These tribesmen are also known for practising circumcision by cutting off part of their penis. This practice has been deemed illegal by the government but still continues in certain parts of West Kalimantan because people believe it makes them stronger and more virile while they are still young boys growing up in these tribesmen's society
10. Konyak Tribe
The Konyak tribe is one of the most dangerous tribes in India. They are known for their piracy, human trafficking and drug smuggling.
The Konyak tribe is spread over three different states: Chhattisgarh, Odisha and Madhya Pradesh. They are also known as the Modh bibi (daughter of the hill) tribe. The Konyak people speak a unique language called Konya Telugu, which is not related to any other language in the world.
They have been living in these places since time immemorial and have developed their own culture with all its traditions, customs and beliefs.
The Konyak community has been facing many problems due to their primitive lifestyle which has led them to commit many crimes against the law of the land. They are famous for their barbaric practices such as kidnapping children from villages and selling them off to foreign countries where they work as slaves or domestic servants in homes across continents.

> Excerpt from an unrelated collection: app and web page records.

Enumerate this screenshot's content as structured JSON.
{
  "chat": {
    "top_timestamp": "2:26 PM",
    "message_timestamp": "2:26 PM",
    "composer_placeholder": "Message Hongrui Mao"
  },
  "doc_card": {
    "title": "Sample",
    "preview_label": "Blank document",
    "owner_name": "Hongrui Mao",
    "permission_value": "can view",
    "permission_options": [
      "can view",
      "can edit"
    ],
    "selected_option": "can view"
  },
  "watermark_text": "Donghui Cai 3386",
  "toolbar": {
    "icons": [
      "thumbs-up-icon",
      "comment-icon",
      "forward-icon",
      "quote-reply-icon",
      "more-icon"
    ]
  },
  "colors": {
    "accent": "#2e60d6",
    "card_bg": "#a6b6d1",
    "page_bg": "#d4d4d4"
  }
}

As a society, we value and respect those who have been physically, mentally and emotionally tested. Athletes who prove themselves in the face of extreme physical danger and pain are often venerated as heroes, whereas people like our tribal ancestors are viewed with a mixture of contempt, pity and mystery. Respect is not something we give out freely to those who haven't fought it out for it—and yet, when we look at the lives of tribal people around the world, we see a way of life that seems so free, so uncomplicated and so peaceful that even the most westernized among us can hardly comprehend how they were able to achieve it. Is there something we can learn from these societies that are not just healthier than ours (which is debatable), but also more peaceful and secure? The answer is yes. If we open our eyes to possibilities outside of our day-to-day existence, and if we choose to believe that humans can be better than we are now, I believe that not only will our overall quality of life improve but our character will be strengthened by the end of it. There are places in this world where people have achieved peace without violence; tribes where extended families live together in harmony with one another; and communities where.